■ What you are asked to do
Every entry should be returned exactly. Omit none of them.

■ Task input
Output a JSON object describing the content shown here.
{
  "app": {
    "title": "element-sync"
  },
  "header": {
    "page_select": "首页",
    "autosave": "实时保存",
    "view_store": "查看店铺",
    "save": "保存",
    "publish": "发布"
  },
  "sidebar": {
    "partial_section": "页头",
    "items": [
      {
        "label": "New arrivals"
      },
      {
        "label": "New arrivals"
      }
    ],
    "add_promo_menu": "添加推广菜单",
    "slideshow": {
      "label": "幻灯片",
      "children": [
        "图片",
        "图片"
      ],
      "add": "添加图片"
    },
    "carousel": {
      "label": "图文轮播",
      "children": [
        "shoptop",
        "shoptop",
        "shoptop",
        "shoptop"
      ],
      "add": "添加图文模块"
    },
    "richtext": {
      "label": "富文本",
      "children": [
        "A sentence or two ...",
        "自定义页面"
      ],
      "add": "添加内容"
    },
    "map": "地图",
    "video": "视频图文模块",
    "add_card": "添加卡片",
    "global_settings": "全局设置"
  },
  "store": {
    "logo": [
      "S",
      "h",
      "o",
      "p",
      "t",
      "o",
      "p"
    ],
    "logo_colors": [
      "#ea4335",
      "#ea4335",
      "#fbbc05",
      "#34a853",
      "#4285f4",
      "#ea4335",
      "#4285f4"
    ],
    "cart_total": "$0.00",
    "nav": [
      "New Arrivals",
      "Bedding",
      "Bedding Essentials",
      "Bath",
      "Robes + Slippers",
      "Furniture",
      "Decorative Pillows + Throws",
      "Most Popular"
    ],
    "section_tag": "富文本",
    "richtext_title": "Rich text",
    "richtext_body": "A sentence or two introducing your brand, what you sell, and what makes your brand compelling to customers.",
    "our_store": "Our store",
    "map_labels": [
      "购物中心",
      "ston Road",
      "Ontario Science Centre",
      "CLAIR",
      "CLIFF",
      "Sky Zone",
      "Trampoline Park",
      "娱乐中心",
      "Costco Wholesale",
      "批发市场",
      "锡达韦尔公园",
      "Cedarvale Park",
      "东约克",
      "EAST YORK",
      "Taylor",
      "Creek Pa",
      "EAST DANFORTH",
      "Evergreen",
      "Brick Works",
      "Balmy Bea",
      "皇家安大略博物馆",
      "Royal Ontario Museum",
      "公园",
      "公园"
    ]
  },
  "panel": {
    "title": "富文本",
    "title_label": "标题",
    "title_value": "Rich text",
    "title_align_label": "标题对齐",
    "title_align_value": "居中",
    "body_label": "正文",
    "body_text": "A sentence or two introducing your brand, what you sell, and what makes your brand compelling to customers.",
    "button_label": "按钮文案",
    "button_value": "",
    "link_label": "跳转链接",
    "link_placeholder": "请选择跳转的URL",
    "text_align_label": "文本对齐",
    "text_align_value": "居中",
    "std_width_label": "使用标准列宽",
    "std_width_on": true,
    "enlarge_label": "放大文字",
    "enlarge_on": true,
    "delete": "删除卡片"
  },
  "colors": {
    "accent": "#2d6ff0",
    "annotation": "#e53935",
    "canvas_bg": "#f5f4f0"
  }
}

■ Response area
Output a JSON object describing the content shown here.
{
  "app": {
    "title": "element-sync"
  },
  "header": {
    "page_select": "首页",
    "autosave": "实时保存",
    "view_store": "查看店铺",
    "save": "保存",
    "publish": "发布"
  },
  "sidebar": {
    "partial_section": "页头",
    "items": [
      {
        "label": "New arrivals"
      },
      {
        "label": "New arrivals"
      }
    ],
    "add_promo_menu": "添加推广菜单",
    "slideshow": {
      "label": "幻灯片",
      "children": [
        "图片",
        "图片"
      ],
      "add": "添加图片"
    },
    "carousel": {
      "label": "图文轮播",
      "children": [
        "shoptop",
        "shoptop",
        "shoptop",
        "shoptop"
      ],
      "add": "添加图文模块"
    },
    "richtext": {
      "label": "富文本",
      "children": [
        "A sentence or two ...",
        "自定义页面"
      ],
      "add": "添加内容"
    },
    "map": "地图",
    "video": "视频图文模块",
    "add_card": "添加卡片",
    "global_settings": "全局设置"
  },
  "store": {
    "logo": [
      "S",
      "h",
      "o",
      "p",
      "t",
      "o",
      "p"
    ],
    "logo_colors": [
      "#ea4335",
      "#ea4335",
      "#fbbc05",
      "#34a853",
      "#4285f4",
      "#ea4335",
      "#4285f4"
    ],
    "cart_total": "$0.00",
    "nav": [
      "New Arrivals",
      "Bedding",
      "Bedding Essentials",
      "Bath",
      "Robes + Slippers",
      "Furniture",
      "Decorative Pillows + Throws",
      "Most Popular"
    ],
    "section_tag": "富文本",
    "richtext_title": "Rich text",
    "richtext_body": "A sentence or two introducing your brand, what you sell, and what makes your brand compelling to customers.",
    "our_store": "Our store",
    "map_labels": [
      "购物中心",
      "ston Road",
      "Ontario Science Centre",
      "CLAIR",
      "CLIFF",
      "Sky Zone",
      "Trampoline Park",
      "娱乐中心",
      "Costco Wholesale",
      "批发市场",
      "锡达韦尔公园",
      "Cedarvale Park",
      "东约克",
      "EAST YORK",
      "Taylor",
      "Creek Pa",
      "EAST DANFORTH",
      "Evergreen",
      "Brick Works",
      "Balmy Bea",
      "皇家安大略博物馆",
      "Royal Ontario Museum",
      "公园",
      "公园"
    ]
  },
  "panel": {
    "title": "富文本",
    "title_label": "标题",
    "title_value": "Rich text",
    "title_align_label": "标题对齐",
    "title_align_value": "居中",
    "body_label": "正文",
    "body_text": "A sentence or two introducing your brand, what you sell, and what makes your brand compelling to customers.",
    "button_label": "按钮文案",
    "button_value": "",
    "link_label": "跳转链接",
    "link_placeholder": "请选择跳转的URL",
    "text_align_label": "文本对齐",
    "text_align_value": "居中",
    "std_width_label": "使用标准列宽",
    "std_width_on": true,
    "enlarge_label": "放大文字",
    "enlarge_on": true,
    "delete": "删除卡片"
  },
  "colors": {
    "accent": "#2d6ff0",
    "annotation": "#e53935",
    "canvas_bg": "#f5f4f0"
  }
}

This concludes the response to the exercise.